Take the 2-minute tour ×
Stack Overflow is a question and answer site for professional and enthusiast programmers. It's 100% free, no registration required.

A physics engine return a deformed mesh (only geometry vertices). I take this mesh to render the geometry (~500000 vertices). What is the fastest solution and the least expensive to compute normal vertices every frame ? OpenCL ? Geometry Shaders ? In a CPU thread ? Other ?

share|improve this question
Yes but it's not expensive on geometry shader ? –  urza57 May 4 '12 at 8:15
@KillianDS: You want a shader to sample arbitrarily into an array of connected vertices to compute a vertex normal? I can't say that this is the most parallel-friendly activity. Sure, the inputs have one output, but vertex shaders would be terrible at it (you can't use attribute inputs at all), geometry shaders don't have a complex enough topography to do it (and they'd be no better than vertex shaders ultimately), etc. Shaders are generally meant for rendering; while they can do this, I wouldn't expect them to be the fastest thing at it. –  Nicol Bolas May 4 '12 at 9:26
This question cannot be answered as asked. What the "fastest solution" is will vary wildly with hardware and implementations. Not to mention that, regardless of what you're coming up with, you'll have to stream 500k+ vertices per frame. The best you can do is try out several techniques and benchmark them. That being said, are you sure your physics system can't be made to spit out normals? It must have most of the information needed to generate them when it does its deformation. –  Nicol Bolas May 4 '12 at 9:27
For what do you need the normals? –  RedX May 4 '12 at 14:38
OP, for a start try computing it on the CPU. BEFORE searching for the "fastest" solution you should at least try doing something to see if it will perform well. So far it looks like you haven't even tried to compute normals using the most trivial algorithm. –  SigTerm May 4 '12 at 14:44

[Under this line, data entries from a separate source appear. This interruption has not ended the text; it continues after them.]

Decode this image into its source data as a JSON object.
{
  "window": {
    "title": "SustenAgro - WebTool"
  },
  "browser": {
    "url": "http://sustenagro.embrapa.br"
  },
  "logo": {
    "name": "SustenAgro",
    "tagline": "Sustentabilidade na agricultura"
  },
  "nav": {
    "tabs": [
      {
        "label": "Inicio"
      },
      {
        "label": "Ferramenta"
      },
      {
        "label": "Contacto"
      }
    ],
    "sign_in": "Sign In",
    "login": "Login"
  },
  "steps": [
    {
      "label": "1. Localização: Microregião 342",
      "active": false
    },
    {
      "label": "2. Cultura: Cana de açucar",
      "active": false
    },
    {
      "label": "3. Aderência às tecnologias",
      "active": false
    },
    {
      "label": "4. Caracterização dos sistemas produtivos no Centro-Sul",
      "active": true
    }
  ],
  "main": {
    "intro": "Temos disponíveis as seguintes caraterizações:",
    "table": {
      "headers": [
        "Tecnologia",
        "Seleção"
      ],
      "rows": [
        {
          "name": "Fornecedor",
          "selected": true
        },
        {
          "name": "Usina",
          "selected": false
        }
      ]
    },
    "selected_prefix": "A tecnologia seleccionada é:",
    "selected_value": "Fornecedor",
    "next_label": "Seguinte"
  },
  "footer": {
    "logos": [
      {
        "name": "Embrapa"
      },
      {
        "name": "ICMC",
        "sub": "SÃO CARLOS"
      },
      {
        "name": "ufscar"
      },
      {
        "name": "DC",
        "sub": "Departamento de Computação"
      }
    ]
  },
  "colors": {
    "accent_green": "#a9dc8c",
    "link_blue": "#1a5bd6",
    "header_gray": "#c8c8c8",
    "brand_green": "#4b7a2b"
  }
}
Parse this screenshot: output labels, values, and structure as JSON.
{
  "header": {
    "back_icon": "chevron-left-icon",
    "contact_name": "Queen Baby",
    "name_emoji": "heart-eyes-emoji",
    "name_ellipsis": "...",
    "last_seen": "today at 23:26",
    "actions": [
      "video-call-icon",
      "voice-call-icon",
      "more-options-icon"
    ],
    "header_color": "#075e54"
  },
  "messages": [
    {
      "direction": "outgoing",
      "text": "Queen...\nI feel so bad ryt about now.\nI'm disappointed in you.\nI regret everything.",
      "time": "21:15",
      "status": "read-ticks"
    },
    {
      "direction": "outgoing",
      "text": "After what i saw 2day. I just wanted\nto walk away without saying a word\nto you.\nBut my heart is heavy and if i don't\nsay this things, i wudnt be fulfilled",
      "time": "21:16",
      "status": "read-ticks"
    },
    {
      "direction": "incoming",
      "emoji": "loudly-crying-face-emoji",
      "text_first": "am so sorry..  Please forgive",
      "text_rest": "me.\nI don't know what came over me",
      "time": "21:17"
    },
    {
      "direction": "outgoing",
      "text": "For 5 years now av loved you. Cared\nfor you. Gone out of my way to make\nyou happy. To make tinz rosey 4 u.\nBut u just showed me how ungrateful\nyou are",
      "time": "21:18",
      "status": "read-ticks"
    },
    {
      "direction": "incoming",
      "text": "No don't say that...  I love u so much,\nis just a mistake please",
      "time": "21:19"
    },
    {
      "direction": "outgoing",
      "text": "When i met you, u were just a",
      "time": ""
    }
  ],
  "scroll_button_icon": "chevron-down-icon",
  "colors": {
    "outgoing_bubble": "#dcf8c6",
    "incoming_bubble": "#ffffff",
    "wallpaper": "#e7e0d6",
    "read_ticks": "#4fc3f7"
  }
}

Your Answer


By posting your answer, you agree to the privacy policy and terms of service.

Browse other questions tagged or ask your own question.